--- Information given ---
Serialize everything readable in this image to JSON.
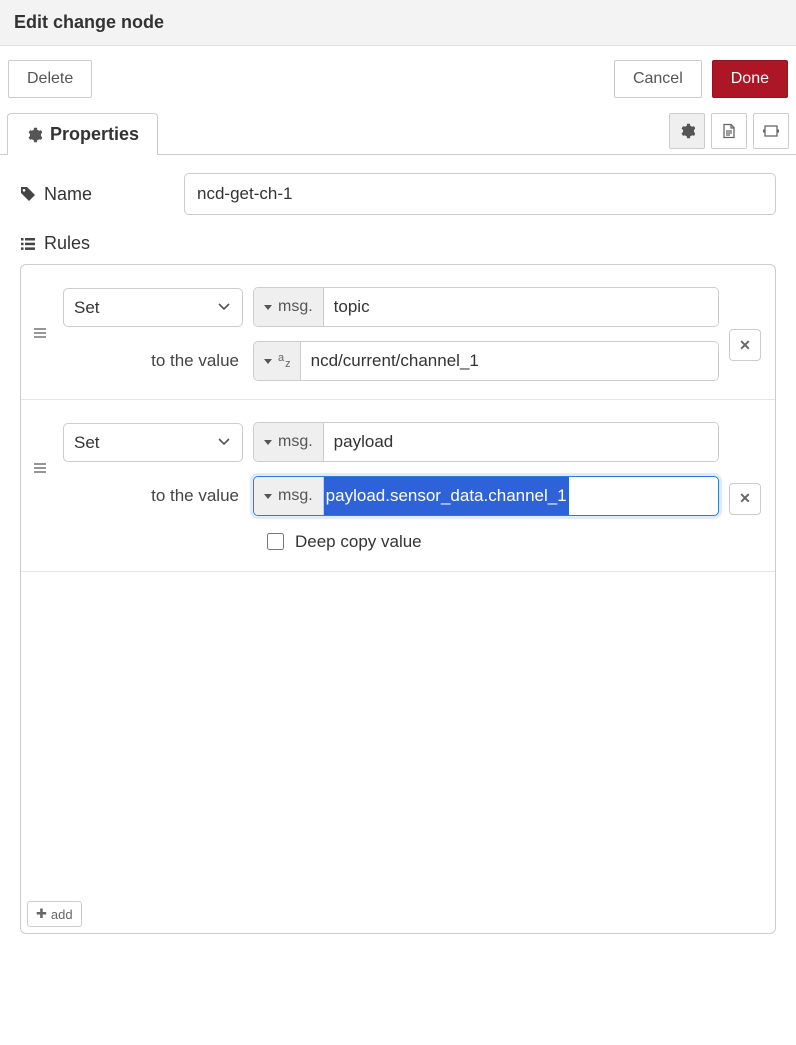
{
  "header": {
    "title": "Edit change node"
  },
  "buttons": {
    "delete": "Delete",
    "cancel": "Cancel",
    "done": "Done"
  },
  "tabs": {
    "properties": "Properties"
  },
  "form": {
    "name_label": "Name",
    "name_value": "ncd-get-ch-1",
    "rules_label": "Rules",
    "add_label": "add"
  },
  "typed": {
    "msg": "msg."
  },
  "rules": [
    {
      "action": "Set",
      "target_prefix": "msg.",
      "target_value": "topic",
      "to_label": "to the value",
      "value_type": "string",
      "value_prefix": "",
      "value": "ncd/current/channel_1",
      "focused": false,
      "highlighted": false,
      "deep_copy": false,
      "show_deep_copy": false
    },
    {
      "action": "Set",
      "target_prefix": "msg.",
      "target_value": "payload",
      "to_label": "to the value",
      "value_type": "msg",
      "value_prefix": "msg.",
      "value": "payload.sensor_data.channel_1",
      "focused": true,
      "highlighted": true,
      "deep_copy": false,
      "deep_copy_label": "Deep copy value",
      "show_deep_copy": true
    }
  ]
}
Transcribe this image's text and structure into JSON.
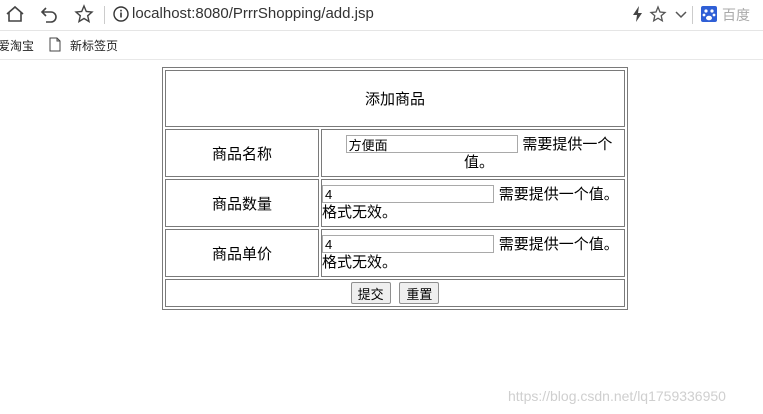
{
  "browser": {
    "url": "localhost:8080/PrrrShopping/add.jsp",
    "search_engine_label": "百度"
  },
  "bookmarks": [
    {
      "label": "爱淘宝"
    },
    {
      "label": "新标签页"
    }
  ],
  "form": {
    "title": "添加商品",
    "rows": [
      {
        "label": "商品名称",
        "value": "方便面",
        "message": "需要提供一个值。"
      },
      {
        "label": "商品数量",
        "value": "4",
        "message": "需要提供一个值。格式无效。"
      },
      {
        "label": "商品单价",
        "value": "4",
        "message": "需要提供一个值。格式无效。"
      }
    ],
    "submit_label": "提交",
    "reset_label": "重置"
  },
  "watermark": "https://blog.csdn.net/lq1759336950",
  "colors": {
    "border": "#7a7a7a",
    "button_bg": "#efefef"
  }
}
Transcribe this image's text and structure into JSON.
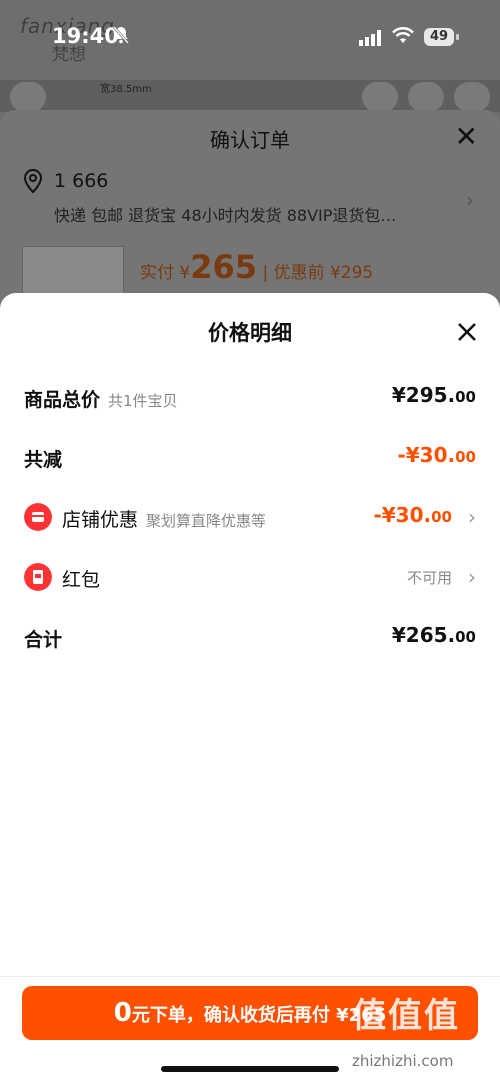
{
  "status": {
    "time": "19:40",
    "battery": "49"
  },
  "background": {
    "logo": "fanxiang",
    "logo_sub": "梵想",
    "ruler": "宽38.5mm"
  },
  "confirm": {
    "title": "确认订单",
    "address": "1 666",
    "shipping": "快递 包邮 退货宝 48小时内发货 88VIP退货包…",
    "paid_label": "实付 ¥",
    "paid_amount": "265",
    "before_label": "| 优惠前 ¥295"
  },
  "detail": {
    "title": "价格明细",
    "rows": [
      {
        "label": "商品总价",
        "sub": "共1件宝贝",
        "amount_main": "¥295.",
        "amount_dec": "00"
      },
      {
        "label": "共减",
        "sub": "",
        "amount_main": "-¥30.",
        "amount_dec": "00"
      },
      {
        "label": "店铺优惠",
        "sub": "聚划算直降优惠等",
        "amount_main": "-¥30.",
        "amount_dec": "00"
      },
      {
        "label": "红包",
        "sub": "",
        "status": "不可用"
      },
      {
        "label": "合计",
        "sub": "",
        "amount_main": "¥265.",
        "amount_dec": "00"
      }
    ]
  },
  "cta": {
    "prefix": "0",
    "text": "元下单，确认收货后再付 ¥265"
  },
  "watermark": {
    "main": "值",
    "url": "zhizhizhi.com"
  },
  "colors": {
    "accent": "#ff5000",
    "badge": "#ff3333"
  }
}
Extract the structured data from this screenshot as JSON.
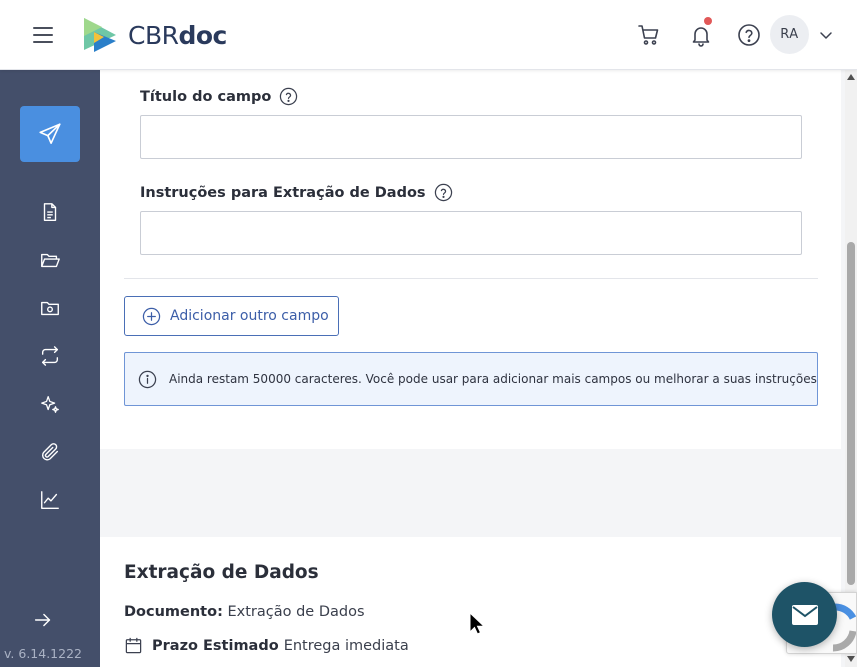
{
  "header": {
    "logo_text_prefix": "CBR",
    "logo_text_suffix": "doc",
    "avatar_initials": "RA",
    "icons": [
      "menu-icon",
      "cart-icon",
      "bell-icon",
      "help-icon",
      "chevron-down-icon"
    ],
    "notification_dot_color": "#e15858"
  },
  "sidebar": {
    "active_icon": "send-icon",
    "items": [
      "document-icon",
      "folder-open-icon",
      "folder-eye-icon",
      "sync-icon",
      "sparkles-icon",
      "paperclip-icon",
      "chart-line-icon"
    ],
    "expand_icon": "arrow-right-icon",
    "version": "v. 6.14.1222",
    "bg_color": "#444f6a",
    "accent_color": "#4a8fe0"
  },
  "form": {
    "field_title_label": "Título do campo",
    "field_title_value": "",
    "instructions_label": "Instruções para Extração de Dados",
    "instructions_value": "",
    "add_field_label": "Adicionar outro campo",
    "info_text": "Ainda restam 50000 caracteres. Você pode usar para adicionar mais campos ou melhorar a suas instruções"
  },
  "summary": {
    "title": "Extração de Dados",
    "document_label": "Documento:",
    "document_value": "Extração de Dados",
    "deadline_label": "Prazo Estimado",
    "deadline_value": "Entrega imediata"
  },
  "floating": {
    "chat_icon": "envelope-icon",
    "chat_color": "#1e5367"
  }
}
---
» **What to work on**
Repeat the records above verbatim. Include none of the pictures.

» **Response to this exercise**
Serialize everything readable in this image to JSON.
{
  "header": {
    "title": "Edit change node"
  },
  "buttons": {
    "delete": "Delete",
    "cancel": "Cancel",
    "done": "Done"
  },
  "tabs": {
    "properties": "Properties"
  },
  "form": {
    "name_label": "Name",
    "name_value": "ncd-get-ch-1",
    "rules_label": "Rules",
    "add_label": "add"
  },
  "typed": {
    "msg": "msg."
  },
  "rules": [
    {
      "action": "Set",
      "target_prefix": "msg.",
      "target_value": "topic",
      "to_label": "to the value",
      "value_type": "string",
      "value_prefix": "",
      "value": "ncd/current/channel_1",
      "focused": false,
      "highlighted": false,
      "deep_copy": false,
      "show_deep_copy": false
    },
    {
      "action": "Set",
      "target_prefix": "msg.",
      "target_value": "payload",
      "to_label": "to the value",
      "value_type": "msg",
      "value_prefix": "msg.",
      "value": "payload.sensor_data.channel_1",
      "focused": true,
      "highlighted": true,
      "deep_copy": false,
      "deep_copy_label": "Deep copy value",
      "show_deep_copy": true
    }
  ]
}
Transcribe this image's text and structure into JSON.
{
  "browser": {
    "url": "localhost:8080/PrrrShopping/add.jsp",
    "search_engine_label": "百度"
  },
  "bookmarks": [
    {
      "label": "爱淘宝"
    },
    {
      "label": "新标签页"
    }
  ],
  "form": {
    "title": "添加商品",
    "rows": [
      {
        "label": "商品名称",
        "value": "方便面",
        "message": "需要提供一个值。"
      },
      {
        "label": "商品数量",
        "value": "4",
        "message": "需要提供一个值。格式无效。"
      },
      {
        "label": "商品单价",
        "value": "4",
        "message": "需要提供一个值。格式无效。"
      }
    ],
    "submit_label": "提交",
    "reset_label": "重置"
  },
  "watermark": "https://blog.csdn.net/lq1759336950",
  "colors": {
    "border": "#7a7a7a",
    "button_bg": "#efefef"
  }
}
Transcribe this image's text and structure into JSON.
{
  "status": {
    "time": "19:40",
    "battery": "49"
  },
  "background": {
    "logo": "fanxiang",
    "logo_sub": "梵想",
    "ruler": "宽38.5mm"
  },
  "confirm": {
    "title": "确认订单",
    "address": "1 666",
    "shipping": "快递 包邮 退货宝 48小时内发货 88VIP退货包…",
    "paid_label": "实付 ¥",
    "paid_amount": "265",
    "before_label": "| 优惠前 ¥295"
  },
  "detail": {
    "title": "价格明细",
    "rows": [
      {
        "label": "商品总价",
        "sub": "共1件宝贝",
        "amount_main": "¥295.",
        "amount_dec": "00"
      },
      {
        "label": "共减",
        "sub": "",
        "amount_main": "-¥30.",
        "amount_dec": "00"
      },
      {
        "label": "店铺优惠",
        "sub": "聚划算直降优惠等",
        "amount_main": "-¥30.",
        "amount_dec": "00"
      },
      {
        "label": "红包",
        "sub": "",
        "status": "不可用"
      },
      {
        "label": "合计",
        "sub": "",
        "amount_main": "¥265.",
        "amount_dec": "00"
      }
    ]
  },
  "cta": {
    "prefix": "0",
    "text": "元下单，确认收货后再付 ¥265"
  },
  "watermark": {
    "main": "值",
    "url": "zhizhizhi.com"
  },
  "colors": {
    "accent": "#ff5000",
    "badge": "#ff3333"
  }
}
Extract the structured data from this screenshot as JSON.
{
  "header": {
    "logo_text_prefix": "CBR",
    "logo_text_suffix": "doc",
    "avatar_initials": "RA",
    "icons": [
      "menu-icon",
      "cart-icon",
      "bell-icon",
      "help-icon",
      "chevron-down-icon"
    ],
    "notification_dot_color": "#e15858"
  },
  "sidebar": {
    "active_icon": "send-icon",
    "items": [
      "document-icon",
      "folder-open-icon",
      "folder-eye-icon",
      "sync-icon",
      "sparkles-icon",
      "paperclip-icon",
      "chart-line-icon"
    ],
    "expand_icon": "arrow-right-icon",
    "version": "v. 6.14.1222",
    "bg_color": "#444f6a",
    "accent_color": "#4a8fe0"
  },
  "form": {
    "field_title_label": "Título do campo",
    "field_title_value": "",
    "instructions_label": "Instruções para Extração de Dados",
    "instructions_value": "",
    "add_field_label": "Adicionar outro campo",
    "info_text": "Ainda restam 50000 caracteres. Você pode usar para adicionar mais campos ou melhorar a suas instruções"
  },
  "summary": {
    "title": "Extração de Dados",
    "document_label": "Documento:",
    "document_value": "Extração de Dados",
    "deadline_label": "Prazo Estimado",
    "deadline_value": "Entrega imediata"
  },
  "floating": {
    "chat_icon": "envelope-icon",
    "chat_color": "#1e5367"
  }
}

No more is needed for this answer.